I really try to live with leaving as few foot prints as I can. I try not to disturb the fauna and flora and try to give them as much space as I can. The critters and my daughter and I live together harmoniously and if we keep the scratch grain for the chickens long enough in the trunk of Angie's old jalopy, we don't even have to drag it out since the chipmunks have found a way into the bag. I kid you not, I told her the other day to get the bag out of the trunk, and she informed me it was empty. No wonder I saw them scurrying back and forth under her car. I even let most of the mice live; I am quite sure the owls are grateful. Of course, this one the owls missed, and the cats are fed too well to catch them.
We have no outdoor cats because of the birds and thus both birds, mice, and the cotton tails can play as much as they want.
Hi there, that's an awfully nice lace curtain you have and a "nananananana" to Sam and Tommy 'cause you can't catch me.
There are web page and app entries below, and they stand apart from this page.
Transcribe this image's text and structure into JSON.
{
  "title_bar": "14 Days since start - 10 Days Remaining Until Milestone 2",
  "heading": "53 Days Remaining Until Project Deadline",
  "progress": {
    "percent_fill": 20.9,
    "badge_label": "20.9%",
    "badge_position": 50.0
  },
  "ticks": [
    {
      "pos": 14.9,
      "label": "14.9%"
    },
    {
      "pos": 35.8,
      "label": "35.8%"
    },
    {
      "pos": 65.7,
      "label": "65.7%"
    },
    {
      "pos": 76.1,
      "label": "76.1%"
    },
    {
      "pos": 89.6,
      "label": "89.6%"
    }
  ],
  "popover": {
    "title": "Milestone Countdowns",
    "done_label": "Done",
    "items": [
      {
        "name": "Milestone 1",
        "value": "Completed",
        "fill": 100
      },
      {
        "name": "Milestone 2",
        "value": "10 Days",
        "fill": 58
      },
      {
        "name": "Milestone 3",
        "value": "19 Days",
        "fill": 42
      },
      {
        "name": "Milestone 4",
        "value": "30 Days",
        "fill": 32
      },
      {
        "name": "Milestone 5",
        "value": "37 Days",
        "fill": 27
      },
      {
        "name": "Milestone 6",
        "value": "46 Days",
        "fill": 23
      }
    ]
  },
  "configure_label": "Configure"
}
I used to live in the city, with the neighborhood "police" telling you how short your grass had to be and that you couldn't park anything on the lawn on the side of the house even though it was only one time overnight. So the question is "why do some city folks move to the country and then want to turn it into the city?" Who knows. Maybe one of these days I will become independently wealthy and buy a hundred acres or so and set the house smack dab in the middle of the property and then do what Ed Begley does to make his toast in the morning, pedal his bycicle to get power for the toaster. I'd be a lot healhier, for sure.
In the meantime, "Knit on!" and eat cheesecake.